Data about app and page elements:
--
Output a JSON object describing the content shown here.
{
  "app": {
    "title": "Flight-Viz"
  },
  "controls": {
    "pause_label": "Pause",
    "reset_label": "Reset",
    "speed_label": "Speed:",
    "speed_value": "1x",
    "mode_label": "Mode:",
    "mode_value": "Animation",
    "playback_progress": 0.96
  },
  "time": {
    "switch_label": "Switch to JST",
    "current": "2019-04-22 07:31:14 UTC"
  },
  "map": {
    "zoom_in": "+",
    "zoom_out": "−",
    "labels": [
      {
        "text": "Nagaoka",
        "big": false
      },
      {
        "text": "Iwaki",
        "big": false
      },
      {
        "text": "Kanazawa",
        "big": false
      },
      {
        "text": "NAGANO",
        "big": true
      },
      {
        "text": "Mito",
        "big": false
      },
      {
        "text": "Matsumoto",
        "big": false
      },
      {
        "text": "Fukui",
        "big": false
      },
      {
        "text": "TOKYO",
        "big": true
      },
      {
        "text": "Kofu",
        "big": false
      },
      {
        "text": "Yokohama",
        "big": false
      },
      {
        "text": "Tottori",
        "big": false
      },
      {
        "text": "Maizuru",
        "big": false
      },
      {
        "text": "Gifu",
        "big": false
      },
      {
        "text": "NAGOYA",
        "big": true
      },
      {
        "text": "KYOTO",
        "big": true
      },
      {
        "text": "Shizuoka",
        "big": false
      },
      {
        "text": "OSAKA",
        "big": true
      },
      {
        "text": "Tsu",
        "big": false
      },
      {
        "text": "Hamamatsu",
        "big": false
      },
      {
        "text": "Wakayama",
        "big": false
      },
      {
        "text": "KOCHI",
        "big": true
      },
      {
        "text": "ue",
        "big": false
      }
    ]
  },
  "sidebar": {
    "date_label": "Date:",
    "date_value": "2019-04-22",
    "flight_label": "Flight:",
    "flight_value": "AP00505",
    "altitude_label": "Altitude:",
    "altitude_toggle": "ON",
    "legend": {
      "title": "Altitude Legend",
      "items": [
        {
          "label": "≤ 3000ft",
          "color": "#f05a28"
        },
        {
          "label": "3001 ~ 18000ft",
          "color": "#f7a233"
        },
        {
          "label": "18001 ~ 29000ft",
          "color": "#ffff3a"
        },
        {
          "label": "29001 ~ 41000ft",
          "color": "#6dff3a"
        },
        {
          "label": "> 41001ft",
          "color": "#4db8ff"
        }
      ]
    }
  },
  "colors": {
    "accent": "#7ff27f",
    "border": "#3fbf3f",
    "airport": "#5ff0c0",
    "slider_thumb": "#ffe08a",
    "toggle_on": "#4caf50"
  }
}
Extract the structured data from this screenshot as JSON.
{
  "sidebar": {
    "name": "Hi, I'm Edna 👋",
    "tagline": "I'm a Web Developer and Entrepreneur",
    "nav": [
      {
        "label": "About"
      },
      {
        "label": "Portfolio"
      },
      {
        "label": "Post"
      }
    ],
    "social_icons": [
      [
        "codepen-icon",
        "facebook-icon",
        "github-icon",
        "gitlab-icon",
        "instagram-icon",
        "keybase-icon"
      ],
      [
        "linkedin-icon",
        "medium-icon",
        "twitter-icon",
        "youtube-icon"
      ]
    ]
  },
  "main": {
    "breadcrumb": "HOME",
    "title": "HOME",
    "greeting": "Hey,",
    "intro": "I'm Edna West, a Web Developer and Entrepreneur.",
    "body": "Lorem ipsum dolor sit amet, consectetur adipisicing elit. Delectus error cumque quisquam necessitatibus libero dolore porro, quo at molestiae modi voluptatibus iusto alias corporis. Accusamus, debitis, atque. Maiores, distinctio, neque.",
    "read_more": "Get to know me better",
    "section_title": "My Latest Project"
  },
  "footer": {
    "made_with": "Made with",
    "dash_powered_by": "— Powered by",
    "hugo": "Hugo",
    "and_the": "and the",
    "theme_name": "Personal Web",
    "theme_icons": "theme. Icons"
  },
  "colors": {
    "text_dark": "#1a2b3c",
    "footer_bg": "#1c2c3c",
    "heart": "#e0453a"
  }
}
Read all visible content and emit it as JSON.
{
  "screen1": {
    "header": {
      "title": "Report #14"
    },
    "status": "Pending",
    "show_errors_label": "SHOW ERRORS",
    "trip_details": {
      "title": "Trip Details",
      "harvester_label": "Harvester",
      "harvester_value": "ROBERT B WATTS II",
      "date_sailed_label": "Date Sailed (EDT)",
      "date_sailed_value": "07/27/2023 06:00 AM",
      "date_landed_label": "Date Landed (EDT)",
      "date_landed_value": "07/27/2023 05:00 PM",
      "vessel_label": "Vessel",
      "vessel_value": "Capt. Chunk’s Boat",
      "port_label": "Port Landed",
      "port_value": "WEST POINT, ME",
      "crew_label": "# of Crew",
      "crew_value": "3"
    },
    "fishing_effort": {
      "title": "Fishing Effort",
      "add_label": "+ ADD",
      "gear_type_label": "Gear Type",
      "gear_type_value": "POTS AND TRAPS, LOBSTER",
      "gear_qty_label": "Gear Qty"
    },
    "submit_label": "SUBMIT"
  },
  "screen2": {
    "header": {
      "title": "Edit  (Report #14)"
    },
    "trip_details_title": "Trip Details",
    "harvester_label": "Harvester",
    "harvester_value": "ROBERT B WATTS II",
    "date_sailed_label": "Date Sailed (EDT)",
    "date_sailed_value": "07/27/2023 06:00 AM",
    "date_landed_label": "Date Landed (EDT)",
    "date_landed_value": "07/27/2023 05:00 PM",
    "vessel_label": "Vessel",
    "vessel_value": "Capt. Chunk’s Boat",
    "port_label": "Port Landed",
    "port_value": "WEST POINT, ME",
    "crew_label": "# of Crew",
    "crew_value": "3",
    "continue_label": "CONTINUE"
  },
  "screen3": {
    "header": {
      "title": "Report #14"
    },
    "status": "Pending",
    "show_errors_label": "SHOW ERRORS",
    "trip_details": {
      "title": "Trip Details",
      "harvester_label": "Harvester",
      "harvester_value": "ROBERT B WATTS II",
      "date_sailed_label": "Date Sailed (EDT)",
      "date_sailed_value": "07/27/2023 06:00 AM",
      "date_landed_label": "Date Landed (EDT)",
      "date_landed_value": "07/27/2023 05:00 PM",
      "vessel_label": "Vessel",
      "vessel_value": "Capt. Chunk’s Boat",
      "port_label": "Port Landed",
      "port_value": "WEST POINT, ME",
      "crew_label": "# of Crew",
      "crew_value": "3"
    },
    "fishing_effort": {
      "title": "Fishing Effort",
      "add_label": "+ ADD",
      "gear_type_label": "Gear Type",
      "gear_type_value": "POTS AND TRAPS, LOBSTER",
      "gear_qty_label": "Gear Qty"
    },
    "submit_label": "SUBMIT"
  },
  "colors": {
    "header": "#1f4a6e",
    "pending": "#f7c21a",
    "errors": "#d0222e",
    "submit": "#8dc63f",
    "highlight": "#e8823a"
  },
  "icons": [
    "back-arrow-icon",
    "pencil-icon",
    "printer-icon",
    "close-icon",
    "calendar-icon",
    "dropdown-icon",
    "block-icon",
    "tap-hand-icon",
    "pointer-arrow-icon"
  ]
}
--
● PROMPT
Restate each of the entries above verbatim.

● COMPLETED EXERCISE
Output a JSON object describing the content shown here.
{
  "app": {
    "title": "Flight-Viz"
  },
  "controls": {
    "pause_label": "Pause",
    "reset_label": "Reset",
    "speed_label": "Speed:",
    "speed_value": "1x",
    "mode_label": "Mode:",
    "mode_value": "Animation",
    "playback_progress": 0.96
  },
  "time": {
    "switch_label": "Switch to JST",
    "current": "2019-04-22 07:31:14 UTC"
  },
  "map": {
    "zoom_in": "+",
    "zoom_out": "−",
    "labels": [
      {
        "text": "Nagaoka",
        "big": false
      },
      {
        "text": "Iwaki",
        "big": false
      },
      {
        "text": "Kanazawa",
        "big": false
      },
      {
        "text": "NAGANO",
        "big": true
      },
      {
        "text": "Mito",
        "big": false
      },
      {
        "text": "Matsumoto",
        "big": false
      },
      {
        "text": "Fukui",
        "big": false
      },
      {
        "text": "TOKYO",
        "big": true
      },
      {
        "text": "Kofu",
        "big": false
      },
      {
        "text": "Yokohama",
        "big": false
      },
      {
        "text": "Tottori",
        "big": false
      },
      {
        "text": "Maizuru",
        "big": false
      },
      {
        "text": "Gifu",
        "big": false
      },
      {
        "text": "NAGOYA",
        "big": true
      },
      {
        "text": "KYOTO",
        "big": true
      },
      {
        "text": "Shizuoka",
        "big": false
      },
      {
        "text": "OSAKA",
        "big": true
      },
      {
        "text": "Tsu",
        "big": false
      },
      {
        "text": "Hamamatsu",
        "big": false
      },
      {
        "text": "Wakayama",
        "big": false
      },
      {
        "text": "KOCHI",
        "big": true
      },
      {
        "text": "ue",
        "big": false
      }
    ]
  },
  "sidebar": {
    "date_label": "Date:",
    "date_value": "2019-04-22",
    "flight_label": "Flight:",
    "flight_value": "AP00505",
    "altitude_label": "Altitude:",
    "altitude_toggle": "ON",
    "legend": {
      "title": "Altitude Legend",
      "items": [
        {
          "label": "≤ 3000ft",
          "color": "#f05a28"
        },
        {
          "label": "3001 ~ 18000ft",
          "color": "#f7a233"
        },
        {
          "label": "18001 ~ 29000ft",
          "color": "#ffff3a"
        },
        {
          "label": "29001 ~ 41000ft",
          "color": "#6dff3a"
        },
        {
          "label": "> 41001ft",
          "color": "#4db8ff"
        }
      ]
    }
  },
  "colors": {
    "accent": "#7ff27f",
    "border": "#3fbf3f",
    "airport": "#5ff0c0",
    "slider_thumb": "#ffe08a",
    "toggle_on": "#4caf50"
  }
}
Extract the structured data from this screenshot as JSON.
{
  "sidebar": {
    "name": "Hi, I'm Edna 👋",
    "tagline": "I'm a Web Developer and Entrepreneur",
    "nav": [
      {
        "label": "About"
      },
      {
        "label": "Portfolio"
      },
      {
        "label": "Post"
      }
    ],
    "social_icons": [
      [
        "codepen-icon",
        "facebook-icon",
        "github-icon",
        "gitlab-icon",
        "instagram-icon",
        "keybase-icon"
      ],
      [
        "linkedin-icon",
        "medium-icon",
        "twitter-icon",
        "youtube-icon"
      ]
    ]
  },
  "main": {
    "breadcrumb": "HOME",
    "title": "HOME",
    "greeting": "Hey,",
    "intro": "I'm Edna West, a Web Developer and Entrepreneur.",
    "body": "Lorem ipsum dolor sit amet, consectetur adipisicing elit. Delectus error cumque quisquam necessitatibus libero dolore porro, quo at molestiae modi voluptatibus iusto alias corporis. Accusamus, debitis, atque. Maiores, distinctio, neque.",
    "read_more": "Get to know me better",
    "section_title": "My Latest Project"
  },
  "footer": {
    "made_with": "Made with",
    "dash_powered_by": "— Powered by",
    "hugo": "Hugo",
    "and_the": "and the",
    "theme_name": "Personal Web",
    "theme_icons": "theme. Icons"
  },
  "colors": {
    "text_dark": "#1a2b3c",
    "footer_bg": "#1c2c3c",
    "heart": "#e0453a"
  }
}
Read all visible content and emit it as JSON.
{
  "screen1": {
    "header": {
      "title": "Report #14"
    },
    "status": "Pending",
    "show_errors_label": "SHOW ERRORS",
    "trip_details": {
      "title": "Trip Details",
      "harvester_label": "Harvester",
      "harvester_value": "ROBERT B WATTS II",
      "date_sailed_label": "Date Sailed (EDT)",
      "date_sailed_value": "07/27/2023 06:00 AM",
      "date_landed_label": "Date Landed (EDT)",
      "date_landed_value": "07/27/2023 05:00 PM",
      "vessel_label": "Vessel",
      "vessel_value": "Capt. Chunk’s Boat",
      "port_label": "Port Landed",
      "port_value": "WEST POINT, ME",
      "crew_label": "# of Crew",
      "crew_value": "3"
    },
    "fishing_effort": {
      "title": "Fishing Effort",
      "add_label": "+ ADD",
      "gear_type_label": "Gear Type",
      "gear_type_value": "POTS AND TRAPS, LOBSTER",
      "gear_qty_label": "Gear Qty"
    },
    "submit_label": "SUBMIT"
  },
  "screen2": {
    "header": {
      "title": "Edit  (Report #14)"
    },
    "trip_details_title": "Trip Details",
    "harvester_label": "Harvester",
    "harvester_value": "ROBERT B WATTS II",
    "date_sailed_label": "Date Sailed (EDT)",
    "date_sailed_value": "07/27/2023 06:00 AM",
    "date_landed_label": "Date Landed (EDT)",
    "date_landed_value": "07/27/2023 05:00 PM",
    "vessel_label": "Vessel",
    "vessel_value": "Capt. Chunk’s Boat",
    "port_label": "Port Landed",
    "port_value": "WEST POINT, ME",
    "crew_label": "# of Crew",
    "crew_value": "3",
    "continue_label": "CONTINUE"
  },
  "screen3": {
    "header": {
      "title": "Report #14"
    },
    "status": "Pending",
    "show_errors_label": "SHOW ERRORS",
    "trip_details": {
      "title": "Trip Details",
      "harvester_label": "Harvester",
      "harvester_value": "ROBERT B WATTS II",
      "date_sailed_label": "Date Sailed (EDT)",
      "date_sailed_value": "07/27/2023 06:00 AM",
      "date_landed_label": "Date Landed (EDT)",
      "date_landed_value": "07/27/2023 05:00 PM",
      "vessel_label": "Vessel",
      "vessel_value": "Capt. Chunk’s Boat",
      "port_label": "Port Landed",
      "port_value": "WEST POINT, ME",
      "crew_label": "# of Crew",
      "crew_value": "3"
    },
    "fishing_effort": {
      "title": "Fishing Effort",
      "add_label": "+ ADD",
      "gear_type_label": "Gear Type",
      "gear_type_value": "POTS AND TRAPS, LOBSTER",
      "gear_qty_label": "Gear Qty"
    },
    "submit_label": "SUBMIT"
  },
  "colors": {
    "header": "#1f4a6e",
    "pending": "#f7c21a",
    "errors": "#d0222e",
    "submit": "#8dc63f",
    "highlight": "#e8823a"
  },
  "icons": [
    "back-arrow-icon",
    "pencil-icon",
    "printer-icon",
    "close-icon",
    "calendar-icon",
    "dropdown-icon",
    "block-icon",
    "tap-hand-icon",
    "pointer-arrow-icon"
  ]
}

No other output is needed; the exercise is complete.